Squire GingivereMossflower by Brian JacquesSquire Julian Gingivere was odd among cats in the fact that he was a vegetarian. He lived with the owl Captain Snow, but the owl's appetite for meat, his bad table manners and their conflicting personalities led to a disagreement and then separation.
Stew-Cat, Blue-Cat and Clue-CatThe Thief of Always by Clive BarkerThese three cats are the friendly familiars of the magical Holiday House.
Tabitha TwitchitThe Tale of Tom Kitten by Beatrix PotterThe mother of three kittens Miss Moppet, Mittens and Tom Kitten, who tries hard to cope with their mischievous behaviour.
TaoThe Incredible Journey by Sheila BurnfordA Siamese cat who accompanies Luath, a Labrador Retriever, and Bodger, a Bull Terrier, on a 300-mile journey through the Canadian wilderness to rejoin their human family.
TimTim the Travelling CatA cat tries to make it back to its owner in Britain during the War. Out of print.

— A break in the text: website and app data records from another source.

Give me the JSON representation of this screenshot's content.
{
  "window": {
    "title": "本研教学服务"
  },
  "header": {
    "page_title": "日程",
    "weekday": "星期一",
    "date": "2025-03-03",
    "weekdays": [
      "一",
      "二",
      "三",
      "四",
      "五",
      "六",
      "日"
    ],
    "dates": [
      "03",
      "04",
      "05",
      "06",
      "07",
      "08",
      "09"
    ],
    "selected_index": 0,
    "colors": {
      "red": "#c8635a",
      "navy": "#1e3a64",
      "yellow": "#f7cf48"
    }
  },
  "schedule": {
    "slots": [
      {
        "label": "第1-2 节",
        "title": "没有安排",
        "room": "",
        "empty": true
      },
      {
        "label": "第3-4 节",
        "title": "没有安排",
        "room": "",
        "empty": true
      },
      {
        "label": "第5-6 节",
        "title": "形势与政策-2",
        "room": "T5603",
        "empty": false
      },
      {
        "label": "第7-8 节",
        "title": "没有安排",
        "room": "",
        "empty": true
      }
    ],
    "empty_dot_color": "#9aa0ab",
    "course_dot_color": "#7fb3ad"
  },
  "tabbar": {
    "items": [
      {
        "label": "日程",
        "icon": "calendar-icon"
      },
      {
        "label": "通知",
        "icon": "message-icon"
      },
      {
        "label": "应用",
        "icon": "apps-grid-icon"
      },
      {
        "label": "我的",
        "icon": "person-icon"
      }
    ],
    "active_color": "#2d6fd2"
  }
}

Tobermory"Tobermory" (in The Chronicles of Clovis) by H. H. MunroIn a short story by Saki, a cat is taught to talk, but knows too many personal facts about people and is all too willing to talk about them. He is taught by mild-mannered Cornelius Appin, who calls Tobermory "a Beyond-cat of extraordinary intelligence". When Tobermory embarrasses everyone present by proving to be a consummate gossip, his owner attempts to poison him. Saki's biographer comments, "The cat eludes the strychnine left out for him and falls instead in combat with a big yellow tom from the rectory. Not a hero's death but an honorable one, and comedy depends heavily on a sense of honor."
Tom KittenThe Tale of Tom Kitten by Beatrix PotterA curious but disobedient kitten in the children's stories "The Tale of Tom Kitten" and "The Roly Poly Pudding".
ThistleclawBluestar's Prophecy by Erin HunterAn ambitious grey tom living in ThunderClan. Tigerstar/claw's mentor.
Tristram and Yseult"The Hart" by Greg CostikyanThese two cats belong to the narrator of a short fantasy story and are described fondly: "Tristram and Yseult twined about my legs, meowing, and holding their tails high; they got stew, too, and a bit of milk."
Ungatt TrunnLord Brocktree by Brian JacquesAn evil wildcat who conquers the mountain stronghold Salamandastron. But the good badger Brocktree comes to regain the mountain.
Velcro"A Gift Before Leaving" by W. R. ThompsonVelcro, over twenty years old, lives with Hannah in a futuristic, artificially intelligent house. Velcro finds that whenever he meows, the house delivers a full bowl of cat food, and he gains five pounds before Hannah finds out and reprograms the house.

Unnamed cats

CharacterEarliest AppearanceNotes
Black kitten who eats human fleshCat's Eyes by Lee JordanA mild horror story in which a black kitten becomes an abnormally large black cat, who haunts the isolated house of the heroine, Rachel. In its kittenhood, it had led the other thirty cats of Old Miss Mulgrave to dine on her when she died in her home and the cats were starving. Rachel fears it is stalking her and her baby, with reason: "It was starving... Now it would eat anything."
Cat in the Picture, The"The Cat in the Picture" by Wright MorrisIn this macabre tale originally published in a 1958 issue of Esquire, a black cat slowly displaces a retired Captain from his bed, his wife, and his home. The shocking ending is worthy of Alfred Hitchcock Presents. More than one commentator compared the writing with Poe's.
Various far-future cats"Puss In Boots" by Ronald Anthony CrossThis science fiction story describes a world full of far-future cats on a planet where "cats were the closest thing to a religion that they had" and where cats "wandered freely and slept wherever they chose. There were huge communal cat boxes everywhere...filled with some form of brightly coloured pellets, which automatically emptied and were refilled with more of the same stuff." The fact that cats are no longer fed actual meat is a clue to the mystery in the story, about whether men are any longer real men.